This clear and pedagogical text delivers a concise overview of classical and quantum statistical physics. Essential Statistical Physics shows students how to relate the macroscopic properties of physical systems to their microscopic degrees of freedom, preparing them for graduate courses in areas such as biophysics, condensed matter physics, atomic physics and statistical mechanics. Topics covered include the microcanonical, canonical, and grand canonical ensembles, Liouville's Theorem, Kinetic Theory, non-interacting Fermi and Bose systems and phase transitions, and the Ising model. Detailed steps are given in mathematical derivations, allowing students to quickly develop a deep understanding of statistical techniques. End-of-chapter problems reinforce key concepts and introduce more advanced applications, and appendices provide a detailed review of thermodynamics and related mathematical results. This succinct book offers a fresh and intuitive approach to one of the most challenging topics in the core physics curriculum and provides students with a solid foundation for tackling advanced topics in statistical mechanics.
Networks are everywhere: networks of friends, transportation networks and the Web. Neurons in our brains and proteins within our bodies form networks that determine our intelligence and survival.
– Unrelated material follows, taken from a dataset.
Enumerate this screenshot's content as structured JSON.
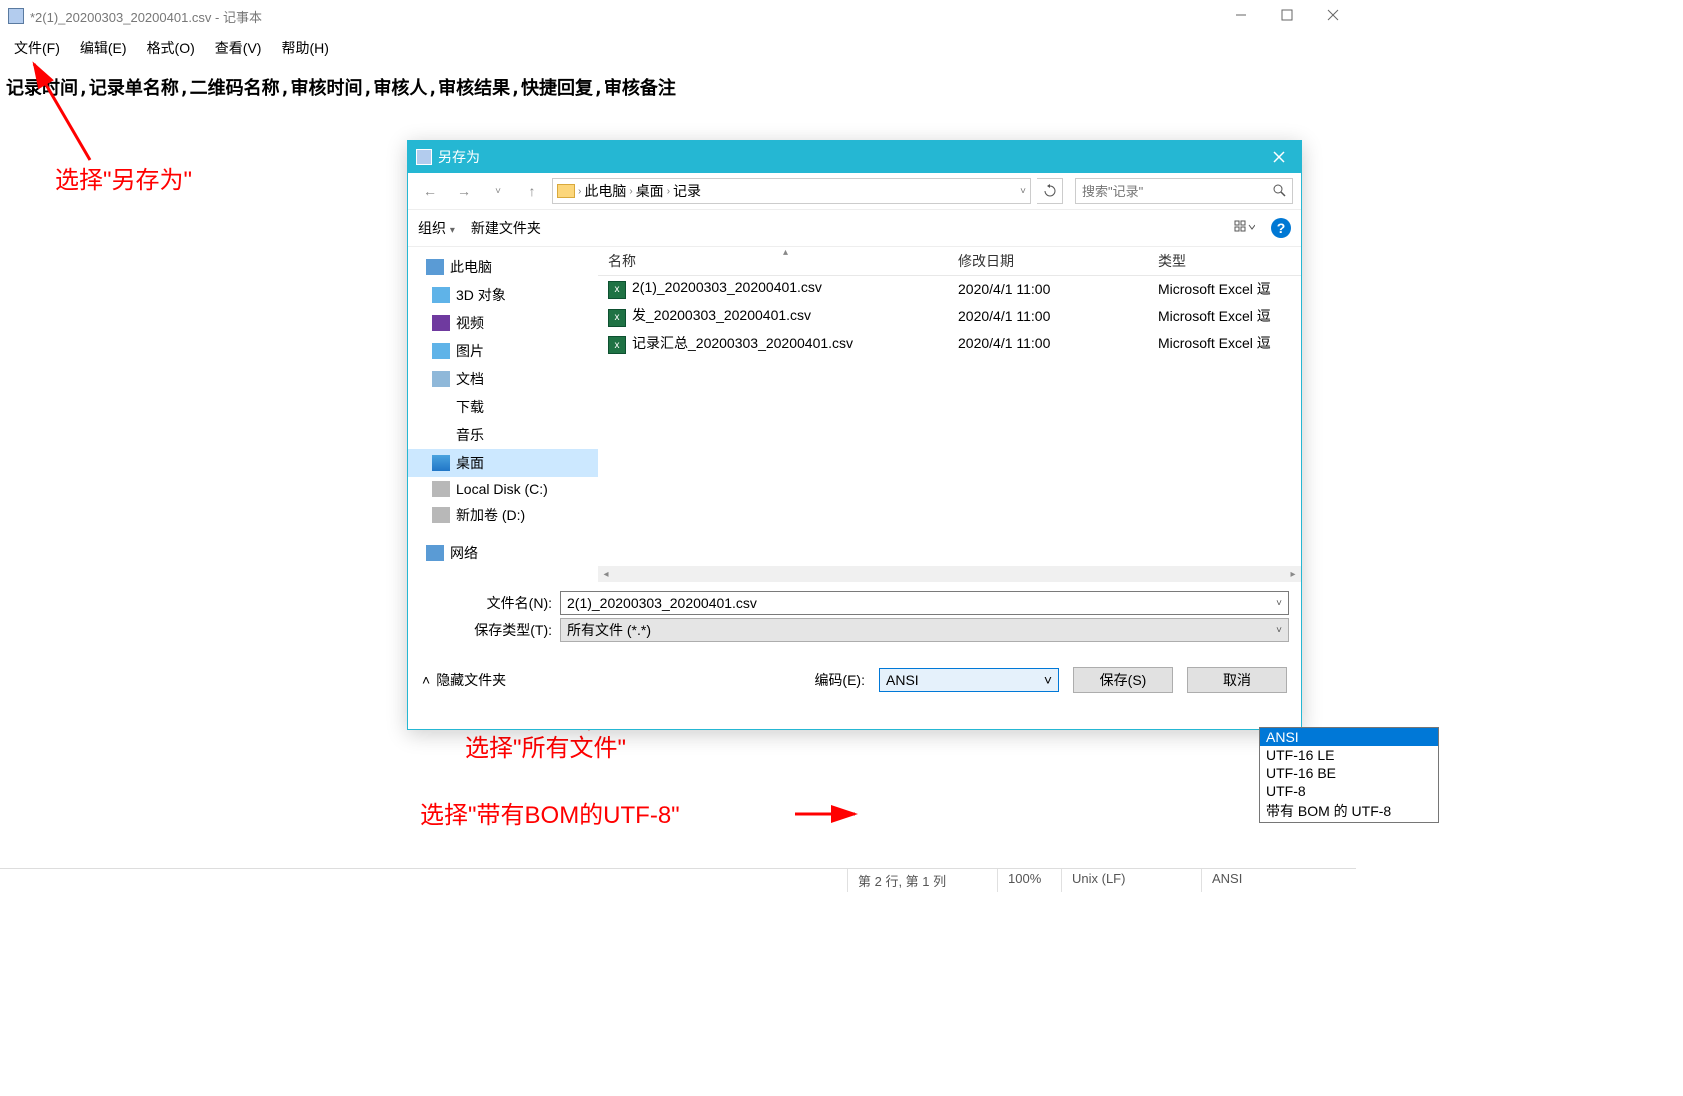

This modern, accessible textbook introduces the basics of network science for a wide range of job sectors from management to marketing, from biology to engineering, and from neuroscience to the social sciences. Students will develop important, practical skills and learn to write code for using networks in their areas of interest - even as they are just learning to program with Python. Extensive sets of tutorials and homework problems provide plenty of hands-on practice and longer programming tutorials online further enhance students' programming skills. This intuitive and direct approach makes the book ideal for a first course, aimed at a wide audience without a strong background in mathematics or computing but with a desire to learn the fundamentals and applications of network science.